Sitting here on a sweet summer evening, a baby rocking in her seat, a pile of magazines and books surround me – here’s a few the latest Atlantic magazine, Ethan Canin’s “a doubters almanac”, Norfolk Living magazine, Archie Married Life comic, and JJ’s “Land of Far Beyond” I’ve got Buffalo Tom in my head. These days I pretty much always have Buffalo Tom in my head, there were one of my first teenage crushes – seemingly exotic, romantic and effortlessly cool. They were American, and I always looked to American music and culture because already at 16 I was sick of England. Sick of old people going on about the beatles, and I always felt more connected to Generation X – Douglas Coupland, Richard Linklater films and the beat generation. Buffalo Tom were often playing at some gig in the tv show My So-Called Life (with Claire Danes), and I’d listen to them and daydream about going to an American school and meeting cool interesting girls like Angela and hanging out and playing pool with Jordan. I had to wait a couple of years until I got to do that….
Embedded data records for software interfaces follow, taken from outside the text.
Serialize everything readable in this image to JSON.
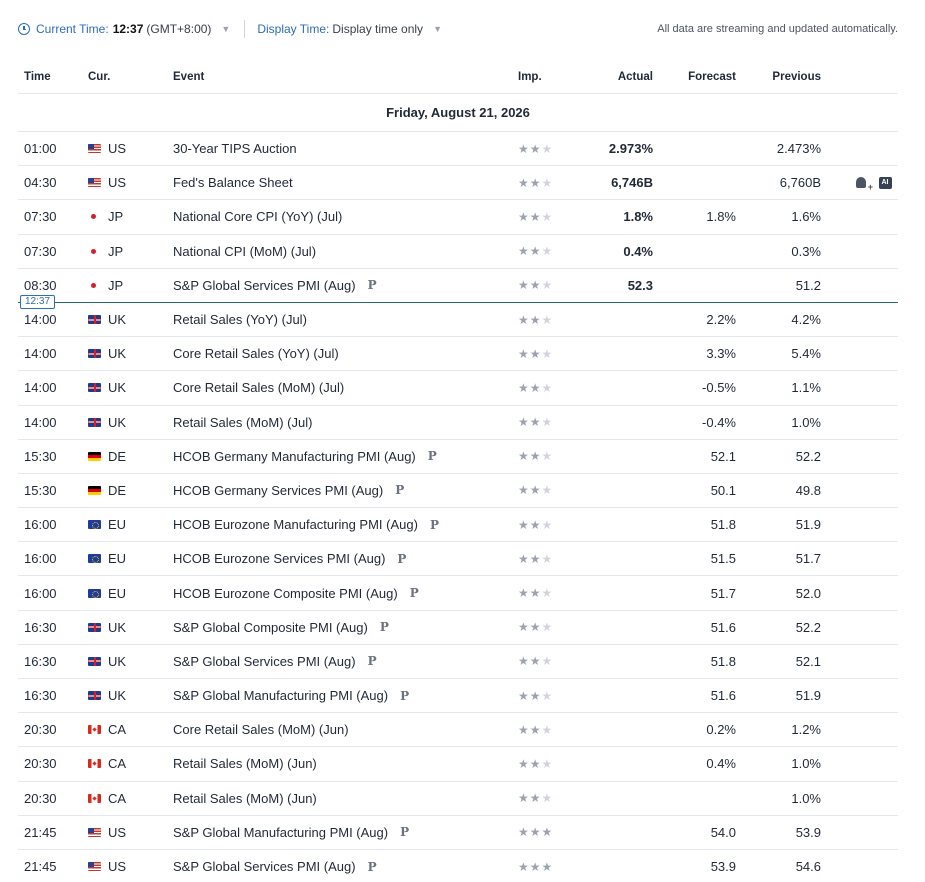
{
  "header": {
    "current_time_label": "Current Time:",
    "current_time_value": "12:37",
    "timezone": "(GMT+8:00)",
    "display_time_label": "Display Time:",
    "display_time_value": "Display time only",
    "status_text": "All data are streaming and updated automatically.",
    "caret": "▼"
  },
  "columns": {
    "time": "Time",
    "cur": "Cur.",
    "event": "Event",
    "imp": "Imp.",
    "actual": "Actual",
    "forecast": "Forecast",
    "previous": "Previous"
  },
  "date_label": "Friday, August 21, 2026",
  "now_marker": "12:37",
  "colors": {
    "accent": "#2f6db5",
    "now_line": "#2b6a6a"
  },
  "rows": [
    {
      "time": "01:00",
      "flag": "us",
      "cur": "US",
      "event": "30-Year TIPS Auction",
      "prelim": "",
      "stars": 2,
      "actual": "2.973%",
      "forecast": "",
      "previous": "2.473%"
    },
    {
      "time": "04:30",
      "flag": "us",
      "cur": "US",
      "event": "Fed's Balance Sheet",
      "prelim": "",
      "stars": 2,
      "actual": "6,746B",
      "forecast": "",
      "previous": "6,760B",
      "tools": true
    },
    {
      "time": "07:30",
      "flag": "jp",
      "cur": "JP",
      "event": "National Core CPI (YoY) (Jul)",
      "prelim": "",
      "stars": 2,
      "actual": "1.8%",
      "forecast": "1.8%",
      "previous": "1.6%"
    },
    {
      "time": "07:30",
      "flag": "jp",
      "cur": "JP",
      "event": "National CPI (MoM) (Jul)",
      "prelim": "",
      "stars": 2,
      "actual": "0.4%",
      "forecast": "",
      "previous": "0.3%"
    },
    {
      "time": "08:30",
      "flag": "jp",
      "cur": "JP",
      "event": "S&P Global Services PMI (Aug)",
      "prelim": "P",
      "stars": 2,
      "actual": "52.3",
      "forecast": "",
      "previous": "51.2"
    },
    {
      "time": "14:00",
      "flag": "uk",
      "cur": "UK",
      "event": "Retail Sales (YoY) (Jul)",
      "prelim": "",
      "stars": 2,
      "actual": "",
      "forecast": "2.2%",
      "previous": "4.2%"
    },
    {
      "time": "14:00",
      "flag": "uk",
      "cur": "UK",
      "event": "Core Retail Sales (YoY) (Jul)",
      "prelim": "",
      "stars": 2,
      "actual": "",
      "forecast": "3.3%",
      "previous": "5.4%"
    },
    {
      "time": "14:00",
      "flag": "uk",
      "cur": "UK",
      "event": "Core Retail Sales (MoM) (Jul)",
      "prelim": "",
      "stars": 2,
      "actual": "",
      "forecast": "-0.5%",
      "previous": "1.1%"
    },
    {
      "time": "14:00",
      "flag": "uk",
      "cur": "UK",
      "event": "Retail Sales (MoM) (Jul)",
      "prelim": "",
      "stars": 2,
      "actual": "",
      "forecast": "-0.4%",
      "previous": "1.0%"
    },
    {
      "time": "15:30",
      "flag": "de",
      "cur": "DE",
      "event": "HCOB Germany Manufacturing PMI (Aug)",
      "prelim": "P",
      "stars": 2,
      "actual": "",
      "forecast": "52.1",
      "previous": "52.2"
    },
    {
      "time": "15:30",
      "flag": "de",
      "cur": "DE",
      "event": "HCOB Germany Services PMI (Aug)",
      "prelim": "P",
      "stars": 2,
      "actual": "",
      "forecast": "50.1",
      "previous": "49.8"
    },
    {
      "time": "16:00",
      "flag": "eu",
      "cur": "EU",
      "event": "HCOB Eurozone Manufacturing PMI (Aug)",
      "prelim": "P",
      "stars": 2,
      "actual": "",
      "forecast": "51.8",
      "previous": "51.9"
    },
    {
      "time": "16:00",
      "flag": "eu",
      "cur": "EU",
      "event": "HCOB Eurozone Services PMI (Aug)",
      "prelim": "P",
      "stars": 2,
      "actual": "",
      "forecast": "51.5",
      "previous": "51.7"
    },
    {
      "time": "16:00",
      "flag": "eu",
      "cur": "EU",
      "event": "HCOB Eurozone Composite PMI (Aug)",
      "prelim": "P",
      "stars": 2,
      "actual": "",
      "forecast": "51.7",
      "previous": "52.0"
    },
    {
      "time": "16:30",
      "flag": "uk",
      "cur": "UK",
      "event": "S&P Global Composite PMI (Aug)",
      "prelim": "P",
      "stars": 2,
      "actual": "",
      "forecast": "51.6",
      "previous": "52.2"
    },
    {
      "time": "16:30",
      "flag": "uk",
      "cur": "UK",
      "event": "S&P Global Services PMI (Aug)",
      "prelim": "P",
      "stars": 2,
      "actual": "",
      "forecast": "51.8",
      "previous": "52.1"
    },
    {
      "time": "16:30",
      "flag": "uk",
      "cur": "UK",
      "event": "S&P Global Manufacturing PMI (Aug)",
      "prelim": "P",
      "stars": 2,
      "actual": "",
      "forecast": "51.6",
      "previous": "51.9"
    },
    {
      "time": "20:30",
      "flag": "ca",
      "cur": "CA",
      "event": "Core Retail Sales (MoM) (Jun)",
      "prelim": "",
      "stars": 2,
      "actual": "",
      "forecast": "0.2%",
      "previous": "1.2%"
    },
    {
      "time": "20:30",
      "flag": "ca",
      "cur": "CA",
      "event": "Retail Sales (MoM) (Jun)",
      "prelim": "",
      "stars": 2,
      "actual": "",
      "forecast": "0.4%",
      "previous": "1.0%"
    },
    {
      "time": "20:30",
      "flag": "ca",
      "cur": "CA",
      "event": "Retail Sales (MoM) (Jun)",
      "prelim": "",
      "stars": 2,
      "actual": "",
      "forecast": "",
      "previous": "1.0%"
    },
    {
      "time": "21:45",
      "flag": "us",
      "cur": "US",
      "event": "S&P Global Manufacturing PMI (Aug)",
      "prelim": "P",
      "stars": 3,
      "actual": "",
      "forecast": "54.0",
      "previous": "53.9"
    },
    {
      "time": "21:45",
      "flag": "us",
      "cur": "US",
      "event": "S&P Global Services PMI (Aug)",
      "prelim": "P",
      "stars": 3,
      "actual": "",
      "forecast": "53.9",
      "previous": "54.6"
    }
  ]
}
Time for a couple more fun songs? Here’s a little punky poppy light and kind of silly band called Charly Bliss, good when you can’t hear anymore Trump news

Summer song of 2017 Alvvays 🙂

Nights of Love

Been so caught up in the merry-go-round of school/children/domestic bliss/regretting regret/to-do-lists that I’ve not had time to capture much in writings, either poetic or here. Doesn’t matter, as I read in an essay by the American essayist Mark Grief that people  waste their time trying to write diaries or take photos because people like that…like me….he argues do not fully experience life, but merely live in a fantasy escapism trying to catch time before it rushes on to the next experience. He says better to just drift through…Well, Marky Mark, I’ve been doing that a bit too much recently, and it somehow doesn’t quite fulfil me. Maybe I’m into escapism as I need to record words more than ever these days.

For my birthday I had a HMV voucher so I picked up the latest albums by Neil Young (Peace Trail) and Thurston Moore (Rock ‘n’ Roll Consciousness) Neil Young is  here is railing on in an enjoyable way about how he doesn’t understands the modern world, and he’s angry with too about people messing with nature, native Americans and the workers, and it’s full of energy and protest. Thurston Moore is a nice collection of breezy 10 minute songs, with flowing guitars and a relentless drumming by good old Steve Shelley. It’s got Debbie Googe on too, and it feels like early 20th century sonic youth. That’s not a bad thing. I’ve been listening to it a lot driving to and from work, and it’s got the right balance of escapism and interesting lyrics to keep you focused after a crazy day working in a little school.

Been reading lots of interesting things. Really like this Dutch magazine called Flow. Also got a copy of the always brilliant and funny PJ O Rourke “How the hell did this happen” in which he attempts to understand how the hell Trump got elected. Also the new Gwendoline Riley “First Love” which I’m hoping will win the Baileys Women’s Prize for Fiction this year, because it’s the best modern novel I’ve read in ages. It’s sad and brutal though, but as I watch “Neighbours” everyday for 20 minute blasts of escapism in sunny Australia with nice happy one dimensional characters, I need to counter it with something like Gwen Riley.